Players answering survival call to arms
Pompey's players aren't willing to sit around and let the club die.
The Great Escape didn’t come off in the Championship as the Blues’ survival fight eventually saw them condemned to League One last month.
But the real fight for survival is now well and truly under way off the pitch, with the club in a critical period in its effort to stay alive.
And the players are answering that call to arms in emphatic fashion.
Last week saw Pompey’s high-earners forced to take another deferral in wages to ensure the club can continue to operate.
And now Michael Appleton’s squad are coming out in support of the Pompey Supporters’ Trust en masse.
The Trust have made it clear it’s now or never as they need another 1,000 people to back its community share scheme – and make their effort to mount a takeover of the Blues a reality.
They are asking for people with Pompey in their heart to pledge £100 towards an eventual £1,000 stake.
And the players are putting their money where their mouth is on that front.
So far, 11 players – Jamie Ashdown, David Norris, Joel Ward, Liam Lawrence, Jason Pearce, Ricardo Rocha, Luke Varney, Stephen Henderson, Kanu, Aaron Mokoena and Benjani – have committed themselves to the cause.
The reality is, few if any of those men will be around next season given the club’s perilous financial position.
But that hasn’t halted their backing of the scheme.
Appleton revealed it has been the club’s longest serving player – Ashdown – who has been the catalyst behind the move.
Ashdown and his wife Zoe have been key players in getting the squad on board.
The Pompey boss knows it will come down to cold, hard cash whether the bid works.
And that is why the Trust are now in a defining period in their efforts to offer a viable route forward for their club.
Appleton said: ‘The scheme is a positive thing from the players’ point of view.
‘It was Jamie who mentioned the idea and the players want to give their support to the trust.
‘If it leads to going anywhere – whether that is part ownership of the club or full ownership – some of the players want to be seen to be doing something to help.
‘It has had its success at other clubs. But it all comes down to finance.
‘You can give something as much support as you could possibly want, but, at the end of the day, it’s the actual money that talks.
‘If the trust gets enough backing financially and the volume of people that do support the idea, then obviously it’s been proven in the past that it could work.
‘But there needs to be financial backing – and a severe amount of it.’
The Football League meeting on June 2 has been labelled as the defining day on Pompey’s horizon.

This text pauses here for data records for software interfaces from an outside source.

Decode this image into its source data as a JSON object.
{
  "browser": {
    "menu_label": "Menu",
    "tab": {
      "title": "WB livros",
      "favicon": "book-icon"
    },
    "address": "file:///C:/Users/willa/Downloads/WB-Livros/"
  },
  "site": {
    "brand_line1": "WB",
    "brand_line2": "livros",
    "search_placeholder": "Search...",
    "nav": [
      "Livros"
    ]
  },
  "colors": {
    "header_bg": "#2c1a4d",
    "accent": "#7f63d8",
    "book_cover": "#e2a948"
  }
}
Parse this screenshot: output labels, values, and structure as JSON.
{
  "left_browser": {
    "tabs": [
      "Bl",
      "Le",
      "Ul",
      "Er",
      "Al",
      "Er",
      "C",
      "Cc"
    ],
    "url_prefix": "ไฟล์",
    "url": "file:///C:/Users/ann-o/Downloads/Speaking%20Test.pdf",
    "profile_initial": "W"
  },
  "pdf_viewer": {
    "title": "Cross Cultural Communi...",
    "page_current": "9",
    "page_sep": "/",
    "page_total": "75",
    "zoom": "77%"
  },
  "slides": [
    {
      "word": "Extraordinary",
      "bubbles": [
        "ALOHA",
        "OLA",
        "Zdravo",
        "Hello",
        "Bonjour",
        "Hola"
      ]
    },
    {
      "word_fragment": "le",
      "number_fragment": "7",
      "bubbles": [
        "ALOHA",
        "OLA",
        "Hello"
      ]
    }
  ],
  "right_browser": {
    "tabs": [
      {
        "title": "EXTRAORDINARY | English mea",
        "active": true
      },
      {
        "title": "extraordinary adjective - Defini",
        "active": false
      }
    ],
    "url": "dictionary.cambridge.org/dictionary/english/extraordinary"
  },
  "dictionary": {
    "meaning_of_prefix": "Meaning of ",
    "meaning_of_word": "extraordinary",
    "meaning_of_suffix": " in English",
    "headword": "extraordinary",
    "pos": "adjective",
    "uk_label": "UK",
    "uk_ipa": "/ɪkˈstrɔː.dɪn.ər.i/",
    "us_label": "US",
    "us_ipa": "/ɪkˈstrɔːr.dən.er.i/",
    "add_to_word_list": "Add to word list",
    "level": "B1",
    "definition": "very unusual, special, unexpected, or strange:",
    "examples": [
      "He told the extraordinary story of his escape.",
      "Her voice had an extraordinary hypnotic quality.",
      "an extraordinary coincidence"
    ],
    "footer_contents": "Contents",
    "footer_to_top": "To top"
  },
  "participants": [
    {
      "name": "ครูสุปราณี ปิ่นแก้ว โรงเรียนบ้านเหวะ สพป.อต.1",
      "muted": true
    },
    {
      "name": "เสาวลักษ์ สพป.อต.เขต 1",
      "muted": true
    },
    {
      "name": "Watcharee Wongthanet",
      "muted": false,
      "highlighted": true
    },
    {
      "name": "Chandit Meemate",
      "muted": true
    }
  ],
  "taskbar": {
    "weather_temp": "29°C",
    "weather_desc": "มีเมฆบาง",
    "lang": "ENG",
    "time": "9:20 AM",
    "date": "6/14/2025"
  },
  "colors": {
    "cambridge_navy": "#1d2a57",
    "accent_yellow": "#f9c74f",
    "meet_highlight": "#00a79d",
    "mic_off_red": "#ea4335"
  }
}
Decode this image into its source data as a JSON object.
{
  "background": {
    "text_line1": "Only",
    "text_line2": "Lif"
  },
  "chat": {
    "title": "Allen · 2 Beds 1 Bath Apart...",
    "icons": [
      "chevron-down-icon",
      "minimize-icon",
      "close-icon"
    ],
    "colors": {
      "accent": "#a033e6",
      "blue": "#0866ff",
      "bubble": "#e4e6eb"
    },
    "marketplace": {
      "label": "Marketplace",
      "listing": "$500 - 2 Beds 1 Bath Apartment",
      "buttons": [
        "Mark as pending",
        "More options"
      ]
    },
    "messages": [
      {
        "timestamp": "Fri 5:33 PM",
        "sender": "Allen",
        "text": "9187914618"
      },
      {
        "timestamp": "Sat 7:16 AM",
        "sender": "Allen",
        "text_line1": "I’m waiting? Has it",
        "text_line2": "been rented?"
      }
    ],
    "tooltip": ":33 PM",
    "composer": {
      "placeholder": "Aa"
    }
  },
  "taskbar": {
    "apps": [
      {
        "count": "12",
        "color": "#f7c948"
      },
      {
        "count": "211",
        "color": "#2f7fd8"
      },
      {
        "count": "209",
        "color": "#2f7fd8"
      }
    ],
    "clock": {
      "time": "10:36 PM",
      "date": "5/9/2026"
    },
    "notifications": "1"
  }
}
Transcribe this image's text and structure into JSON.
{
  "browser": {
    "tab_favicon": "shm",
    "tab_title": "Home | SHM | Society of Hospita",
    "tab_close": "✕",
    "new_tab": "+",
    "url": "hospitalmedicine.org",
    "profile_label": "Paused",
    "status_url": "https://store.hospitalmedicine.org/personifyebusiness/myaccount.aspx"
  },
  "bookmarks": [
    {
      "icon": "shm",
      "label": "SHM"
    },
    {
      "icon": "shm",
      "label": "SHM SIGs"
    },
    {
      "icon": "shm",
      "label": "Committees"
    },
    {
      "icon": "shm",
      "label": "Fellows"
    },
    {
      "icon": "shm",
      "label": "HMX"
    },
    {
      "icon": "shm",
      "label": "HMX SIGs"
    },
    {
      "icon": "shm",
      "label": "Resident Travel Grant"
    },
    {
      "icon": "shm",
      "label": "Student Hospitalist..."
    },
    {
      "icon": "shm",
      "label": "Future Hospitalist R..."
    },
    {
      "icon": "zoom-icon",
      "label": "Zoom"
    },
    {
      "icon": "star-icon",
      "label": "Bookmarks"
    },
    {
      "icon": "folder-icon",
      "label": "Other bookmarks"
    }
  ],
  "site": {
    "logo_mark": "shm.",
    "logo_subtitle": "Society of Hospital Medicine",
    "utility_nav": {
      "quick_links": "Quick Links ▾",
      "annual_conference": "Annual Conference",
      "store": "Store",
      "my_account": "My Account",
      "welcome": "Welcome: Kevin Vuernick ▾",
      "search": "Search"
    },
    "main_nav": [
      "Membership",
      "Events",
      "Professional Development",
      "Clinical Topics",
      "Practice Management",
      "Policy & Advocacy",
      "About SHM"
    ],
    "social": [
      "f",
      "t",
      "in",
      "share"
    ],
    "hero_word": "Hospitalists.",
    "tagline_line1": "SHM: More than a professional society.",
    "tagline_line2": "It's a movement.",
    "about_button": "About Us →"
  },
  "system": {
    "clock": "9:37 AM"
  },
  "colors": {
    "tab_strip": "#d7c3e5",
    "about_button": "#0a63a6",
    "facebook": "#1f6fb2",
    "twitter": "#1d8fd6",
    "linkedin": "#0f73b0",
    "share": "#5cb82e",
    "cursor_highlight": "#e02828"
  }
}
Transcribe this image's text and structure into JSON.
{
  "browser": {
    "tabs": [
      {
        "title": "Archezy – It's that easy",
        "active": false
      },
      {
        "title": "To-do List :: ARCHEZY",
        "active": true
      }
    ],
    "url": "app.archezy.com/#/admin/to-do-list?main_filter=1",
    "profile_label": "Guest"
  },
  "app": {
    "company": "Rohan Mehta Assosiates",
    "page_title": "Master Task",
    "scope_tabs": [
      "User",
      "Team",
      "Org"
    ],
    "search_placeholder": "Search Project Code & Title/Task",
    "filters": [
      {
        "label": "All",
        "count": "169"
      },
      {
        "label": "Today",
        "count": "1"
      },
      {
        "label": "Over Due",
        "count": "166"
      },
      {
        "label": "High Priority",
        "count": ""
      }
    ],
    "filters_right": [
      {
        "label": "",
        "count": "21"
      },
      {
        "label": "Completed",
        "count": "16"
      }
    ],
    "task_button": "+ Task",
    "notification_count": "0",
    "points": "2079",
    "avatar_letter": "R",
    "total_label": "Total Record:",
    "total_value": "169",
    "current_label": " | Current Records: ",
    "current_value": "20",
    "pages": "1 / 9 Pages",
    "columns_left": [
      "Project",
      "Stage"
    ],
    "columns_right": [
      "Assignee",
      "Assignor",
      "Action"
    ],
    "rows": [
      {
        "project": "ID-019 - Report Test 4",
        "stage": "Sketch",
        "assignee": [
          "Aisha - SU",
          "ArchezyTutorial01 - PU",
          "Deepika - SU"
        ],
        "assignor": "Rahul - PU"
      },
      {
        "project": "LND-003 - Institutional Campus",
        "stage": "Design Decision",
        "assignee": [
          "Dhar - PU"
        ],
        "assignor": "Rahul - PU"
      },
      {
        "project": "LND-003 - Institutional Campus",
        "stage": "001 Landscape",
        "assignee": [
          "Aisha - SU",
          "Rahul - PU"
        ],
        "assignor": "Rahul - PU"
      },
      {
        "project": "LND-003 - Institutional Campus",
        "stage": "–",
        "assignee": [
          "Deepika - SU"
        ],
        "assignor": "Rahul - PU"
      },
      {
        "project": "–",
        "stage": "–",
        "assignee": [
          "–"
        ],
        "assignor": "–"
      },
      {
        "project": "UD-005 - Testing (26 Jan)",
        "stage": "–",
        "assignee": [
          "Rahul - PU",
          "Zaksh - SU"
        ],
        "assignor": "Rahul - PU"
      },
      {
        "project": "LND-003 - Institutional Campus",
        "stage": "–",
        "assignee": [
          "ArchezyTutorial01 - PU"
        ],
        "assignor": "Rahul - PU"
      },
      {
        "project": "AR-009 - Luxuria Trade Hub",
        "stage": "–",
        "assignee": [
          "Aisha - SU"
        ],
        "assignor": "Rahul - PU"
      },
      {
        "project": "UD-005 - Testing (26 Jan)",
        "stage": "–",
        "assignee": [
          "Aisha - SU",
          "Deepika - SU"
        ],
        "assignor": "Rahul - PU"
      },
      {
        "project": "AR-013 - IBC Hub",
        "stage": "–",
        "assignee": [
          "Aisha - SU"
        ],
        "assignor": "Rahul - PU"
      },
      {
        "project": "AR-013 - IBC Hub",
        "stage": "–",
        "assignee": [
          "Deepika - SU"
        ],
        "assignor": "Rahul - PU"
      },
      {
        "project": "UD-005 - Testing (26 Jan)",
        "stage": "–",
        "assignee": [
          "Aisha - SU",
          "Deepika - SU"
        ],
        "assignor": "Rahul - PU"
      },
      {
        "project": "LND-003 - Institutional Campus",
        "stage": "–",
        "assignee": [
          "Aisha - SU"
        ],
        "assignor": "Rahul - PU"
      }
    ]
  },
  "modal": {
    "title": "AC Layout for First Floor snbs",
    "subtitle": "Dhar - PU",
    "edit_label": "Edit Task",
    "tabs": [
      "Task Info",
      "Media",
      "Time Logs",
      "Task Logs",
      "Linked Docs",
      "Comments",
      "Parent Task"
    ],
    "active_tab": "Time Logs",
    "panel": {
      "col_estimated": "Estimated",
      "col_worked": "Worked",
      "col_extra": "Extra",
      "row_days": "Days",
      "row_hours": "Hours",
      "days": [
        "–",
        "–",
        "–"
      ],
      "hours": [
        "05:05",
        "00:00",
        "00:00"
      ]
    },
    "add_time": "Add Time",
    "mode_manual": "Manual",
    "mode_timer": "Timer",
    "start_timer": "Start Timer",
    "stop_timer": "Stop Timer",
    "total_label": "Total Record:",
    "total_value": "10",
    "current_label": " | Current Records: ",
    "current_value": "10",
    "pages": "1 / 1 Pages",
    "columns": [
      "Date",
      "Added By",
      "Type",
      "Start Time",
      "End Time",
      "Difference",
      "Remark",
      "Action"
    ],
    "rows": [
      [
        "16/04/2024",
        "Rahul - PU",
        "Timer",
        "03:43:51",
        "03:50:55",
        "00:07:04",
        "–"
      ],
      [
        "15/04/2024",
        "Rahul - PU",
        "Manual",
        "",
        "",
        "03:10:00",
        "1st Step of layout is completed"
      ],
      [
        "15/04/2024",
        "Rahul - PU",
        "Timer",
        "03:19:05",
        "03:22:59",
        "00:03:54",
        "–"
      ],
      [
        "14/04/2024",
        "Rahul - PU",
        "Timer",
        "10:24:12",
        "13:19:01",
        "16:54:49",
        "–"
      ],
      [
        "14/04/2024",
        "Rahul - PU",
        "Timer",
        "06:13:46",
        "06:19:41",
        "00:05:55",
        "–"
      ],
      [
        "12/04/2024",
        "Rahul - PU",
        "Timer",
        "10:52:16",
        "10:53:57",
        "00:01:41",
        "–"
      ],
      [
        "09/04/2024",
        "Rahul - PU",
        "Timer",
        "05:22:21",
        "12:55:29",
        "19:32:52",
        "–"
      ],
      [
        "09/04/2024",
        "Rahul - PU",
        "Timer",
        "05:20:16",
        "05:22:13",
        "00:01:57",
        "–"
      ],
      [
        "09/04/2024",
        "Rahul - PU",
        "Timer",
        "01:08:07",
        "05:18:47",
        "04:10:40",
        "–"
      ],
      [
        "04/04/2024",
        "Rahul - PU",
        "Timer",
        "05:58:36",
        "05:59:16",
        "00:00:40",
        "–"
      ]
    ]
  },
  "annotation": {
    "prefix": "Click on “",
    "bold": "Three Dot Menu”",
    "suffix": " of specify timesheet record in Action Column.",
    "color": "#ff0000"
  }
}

That is when it will be decided whether the Blues are capable of fulfilling their obligations in League One next season.
The ensuing weeks between now and then are going to be critical in deciding where the club is headed.
Appleton explained the wage deferral was a development which had to take place to ensure the club made it through May.
He said: ‘I’ve had conversations with the players and there has to be further reductions in salaries.
‘There has to be a cap on the amount that can be paid from now and in the foreseeable future.
‘This is where we are, this is all we can afford until we get some positive news in terms of ownership, which is not helpful.
‘It’s real, it’s what it is and where we are.’
With Pompey’s wage bill currently around the £12m mark, the reality is it will have to be hacked in half at least for the new campaign – if the Blues are to make it to League One.
Appleton has made it clear to the existing staff that will be the case, for whoever is still around once the summer overhaul has taken place.
He said: ‘There has to be changes and we’re all aware of that.
‘We can’t maintain the wages that we are paying at the moment.
‘We would have struggled to maintain the level of wages we were paying in the Championship, never mind in League One.
‘The players are aware of that and they understand that now. They have got to grips with that.’